If there is some force guiding the minds of men and women do we turn our collective attention toward things that we will need for our future?

Here is the first cucumber. It’s getting bigger. There will be others on this same vine.

A Japanese eggplant hanging outside it’s container environment.

We will be eating alot of eggplant soon. They are pretty tasty. I cooked the first two in August.

I have two in the house and these can go anytime. They don’t get very big.

Purple and green are a good combo. The cinnamon basil acutally tastes more like licorice basil. We have a freaking giant load of basil.

I need to get on some pesto.

Tarragon with it’s nice yellow blossoms sits next to the squash that is also a very late bloomer.

Haven’t seen a veggie bud yet.

I love the green on the Chili leaves. It’s wonderful. These chilis, at least when I’ve picked them — at a bright orange stage — are delicious and so attractive on nachos.

They are mild and have an interesting tang.

Stay tuned for these babies when the orange up.

I can make a unique transition form vegetable to art project.

I began making these “starlight” brooches months ago and had lots of fun doing so.

Here is my first with orange “fairy” lights and yellow split peas. I added the thin curled wire which comes in lovely shades

As a sort of tendril. This is the brown wire.

It is used in beading and I get mine at the Beadman on Athens.

I’m planning on making a new batch of brooches and may put some in the Shasta Arts Council Holiday sale.

Then I can make lovely tags for them too.

Here is my

collection of wire, so far. they come in various gauges.

See that curled piece that looks like a giant pencil shaving? It’s a metal shaving I found near the railroad tracks.

I used to walk there at a time when the only art materials I could afford were thinks I found. I loved the rusty color.

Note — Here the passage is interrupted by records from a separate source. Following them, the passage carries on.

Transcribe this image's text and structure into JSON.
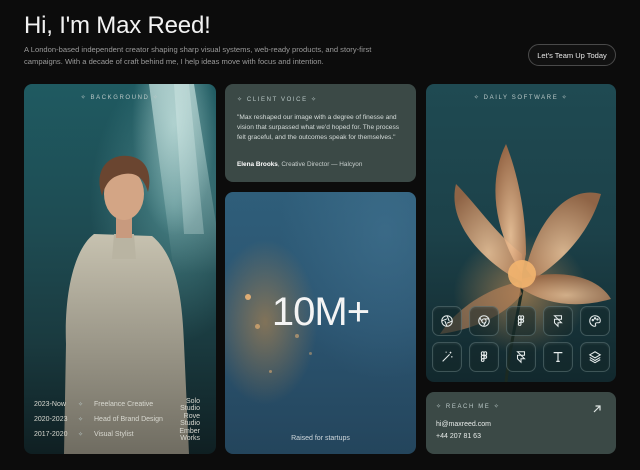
{
  "hero": {
    "title": "Hi, I'm Max Reed!",
    "subtitle": "A London-based independent creator shaping sharp visual systems, web-ready products, and story-first campaigns. With a decade of craft behind me, I help ideas move with focus and intention.",
    "cta_label": "Let's Team Up Today"
  },
  "background": {
    "label": "BACKGROUND",
    "timeline": [
      {
        "years": "2023-Now",
        "role": "Freelance Creative",
        "company": "Solo Studio"
      },
      {
        "years": "2020-2023",
        "role": "Head of Brand Design",
        "company": "Rove Studio"
      },
      {
        "years": "2017-2020",
        "role": "Visual Stylist",
        "company": "Ember Works"
      }
    ]
  },
  "client_voice": {
    "label": "CLIENT VOICE",
    "quote": "\"Max reshaped our image with a degree of finesse and vision that surpassed what we'd hoped for. The process felt graceful, and the outcomes speak for themselves.\"",
    "author_name": "Elena Brooks",
    "author_title": ", Creative Director — Halcyon"
  },
  "stats": {
    "value": "10M+",
    "caption": "Raised for startups"
  },
  "daily_software": {
    "label": "DAILY SOFTWARE",
    "tools_row1": [
      "aperture-icon",
      "chrome-icon",
      "figma-icon",
      "framer-icon",
      "palette-icon"
    ],
    "tools_row2": [
      "magic-wand-icon",
      "figma-icon",
      "framer-icon",
      "type-icon",
      "layers-icon"
    ]
  },
  "reach_me": {
    "label": "REACH ME",
    "email": "hi@maxreed.com",
    "phone": "+44 207 81 63"
  },
  "colors": {
    "page_bg": "#0c0c0c",
    "card_slate": "#3b4946",
    "accent_teal": "#1f5a61"
  }
}
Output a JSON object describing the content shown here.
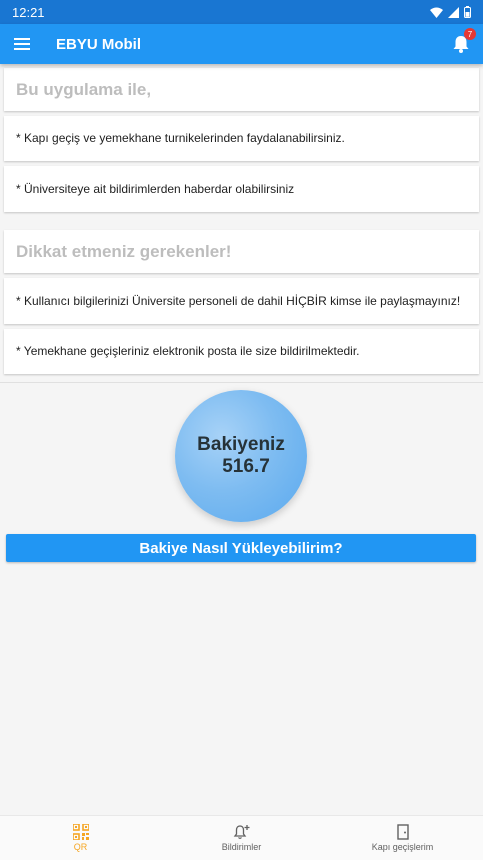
{
  "status_bar": {
    "time": "12:21"
  },
  "app_bar": {
    "title": "EBYU Mobil",
    "notification_count": "7"
  },
  "info_cards": [
    {
      "text": "Bu uygulama ile,"
    },
    {
      "text": "* Kapı geçiş ve yemekhane turnikelerinden faydalanabilirsiniz."
    },
    {
      "text": "* Üniversiteye ait bildirimlerden haberdar olabilirsiniz"
    },
    {
      "text": "Dikkat etmeniz gerekenler!"
    },
    {
      "text": " * Kullanıcı bilgilerinizi Üniversite personeli de dahil HİÇBİR kimse ile paylaşmayınız!"
    },
    {
      "text": "* Yemekhane geçişleriniz elektronik posta ile size bildirilmektedir."
    }
  ],
  "balance": {
    "label": "Bakiyeniz",
    "value": "516.7"
  },
  "topup_button": {
    "label": "Bakiye Nasıl Yükleyebilirim?"
  },
  "bottom_nav": {
    "items": [
      {
        "label": "QR",
        "icon": "qr-code-icon",
        "active": true
      },
      {
        "label": "Bildirimler",
        "icon": "bell-plus-icon",
        "active": false
      },
      {
        "label": "Kapı geçişlerim",
        "icon": "door-icon",
        "active": false
      }
    ]
  },
  "colors": {
    "primary": "#2196f3",
    "status_bar": "#1976d2",
    "active_nav": "#f5a623",
    "badge": "#e53935"
  }
}
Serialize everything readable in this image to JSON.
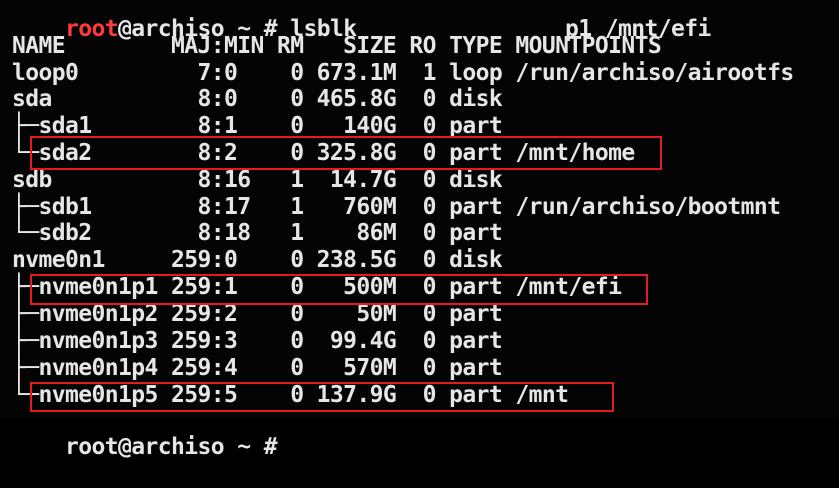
{
  "terminal": {
    "top_fragment": "root@archiso ~ # lsblk",
    "prompt_user": "root",
    "prompt_host": "@archiso ~ #",
    "command": "lsblk",
    "clipped_right": "p1 /mnt/efi",
    "header": "NAME        MAJ:MIN RM   SIZE RO TYPE MOUNTPOINTS",
    "rows": [
      {
        "text": "loop0         7:0    0 673.1M  1 loop /run/archiso/airootfs",
        "highlight": false
      },
      {
        "text": "sda           8:0    0 465.8G  0 disk",
        "highlight": false
      },
      {
        "text": "├─sda1        8:1    0   140G  0 part",
        "highlight": false
      },
      {
        "text": "└─sda2        8:2    0 325.8G  0 part /mnt/home",
        "highlight": true
      },
      {
        "text": "sdb           8:16   1  14.7G  0 disk",
        "highlight": false
      },
      {
        "text": "├─sdb1        8:17   1   760M  0 part /run/archiso/bootmnt",
        "highlight": false
      },
      {
        "text": "└─sdb2        8:18   1    86M  0 part",
        "highlight": false
      },
      {
        "text": "nvme0n1     259:0    0 238.5G  0 disk",
        "highlight": false
      },
      {
        "text": "├─nvme0n1p1 259:1    0   500M  0 part /mnt/efi",
        "highlight": true
      },
      {
        "text": "├─nvme0n1p2 259:2    0    50M  0 part",
        "highlight": false
      },
      {
        "text": "├─nvme0n1p3 259:3    0  99.4G  0 part",
        "highlight": false
      },
      {
        "text": "├─nvme0n1p4 259:4    0   570M  0 part",
        "highlight": false
      },
      {
        "text": "└─nvme0n1p5 259:5    0 137.9G  0 part /mnt",
        "highlight": true
      }
    ],
    "bottom_fragment": "root@archiso ~ #"
  },
  "colors": {
    "background": "#040404",
    "text": "#e6e6e6",
    "prompt_user": "#ff3b3b",
    "highlight_box": "#e21b23"
  }
}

Unfortunately, I picked up much more than I could use and most of it was heavy. I eventually learned to take only the small pieces.